(The records):

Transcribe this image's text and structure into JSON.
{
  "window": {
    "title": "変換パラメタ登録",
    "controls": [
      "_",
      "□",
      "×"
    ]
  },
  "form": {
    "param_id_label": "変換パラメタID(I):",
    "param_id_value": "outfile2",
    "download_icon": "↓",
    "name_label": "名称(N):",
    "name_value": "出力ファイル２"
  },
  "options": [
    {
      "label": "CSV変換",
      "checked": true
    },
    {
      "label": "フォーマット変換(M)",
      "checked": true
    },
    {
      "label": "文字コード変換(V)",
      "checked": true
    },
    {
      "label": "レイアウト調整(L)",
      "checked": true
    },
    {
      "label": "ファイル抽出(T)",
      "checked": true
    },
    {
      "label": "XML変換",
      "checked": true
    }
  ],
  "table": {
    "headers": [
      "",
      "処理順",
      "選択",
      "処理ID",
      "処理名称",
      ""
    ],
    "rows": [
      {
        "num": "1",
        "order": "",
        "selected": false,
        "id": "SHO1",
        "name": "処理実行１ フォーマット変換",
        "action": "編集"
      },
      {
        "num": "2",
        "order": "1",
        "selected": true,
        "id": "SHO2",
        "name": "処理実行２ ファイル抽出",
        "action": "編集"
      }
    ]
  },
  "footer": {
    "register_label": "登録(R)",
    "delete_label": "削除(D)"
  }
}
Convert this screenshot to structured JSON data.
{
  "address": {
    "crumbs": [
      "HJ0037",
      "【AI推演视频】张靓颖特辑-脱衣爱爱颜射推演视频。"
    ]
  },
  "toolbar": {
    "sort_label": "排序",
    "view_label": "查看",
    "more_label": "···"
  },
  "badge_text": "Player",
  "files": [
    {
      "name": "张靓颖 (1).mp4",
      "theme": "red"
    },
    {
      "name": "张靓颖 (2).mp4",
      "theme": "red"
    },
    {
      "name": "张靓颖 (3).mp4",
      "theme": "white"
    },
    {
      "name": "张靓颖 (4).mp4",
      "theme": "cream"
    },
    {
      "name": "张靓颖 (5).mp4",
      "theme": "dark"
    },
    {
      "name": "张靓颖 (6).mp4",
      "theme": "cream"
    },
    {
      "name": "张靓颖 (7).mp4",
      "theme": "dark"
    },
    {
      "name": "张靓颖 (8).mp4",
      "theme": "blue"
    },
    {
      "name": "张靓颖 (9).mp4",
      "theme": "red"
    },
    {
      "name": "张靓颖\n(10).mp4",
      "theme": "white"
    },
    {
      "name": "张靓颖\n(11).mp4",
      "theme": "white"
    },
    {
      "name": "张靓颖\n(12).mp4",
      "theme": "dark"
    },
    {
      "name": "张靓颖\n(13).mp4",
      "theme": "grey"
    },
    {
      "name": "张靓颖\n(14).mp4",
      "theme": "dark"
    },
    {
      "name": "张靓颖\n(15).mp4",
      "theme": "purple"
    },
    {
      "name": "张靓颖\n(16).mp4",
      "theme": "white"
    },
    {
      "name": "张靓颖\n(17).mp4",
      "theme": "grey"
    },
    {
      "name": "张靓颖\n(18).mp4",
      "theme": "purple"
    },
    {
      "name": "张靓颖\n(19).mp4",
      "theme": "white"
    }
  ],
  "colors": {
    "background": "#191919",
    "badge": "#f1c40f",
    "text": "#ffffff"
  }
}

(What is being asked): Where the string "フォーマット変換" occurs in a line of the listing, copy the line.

(Exercise answer):
      "label": "フォーマット変換(M)",
        "name": "処理実行１ フォーマット変換",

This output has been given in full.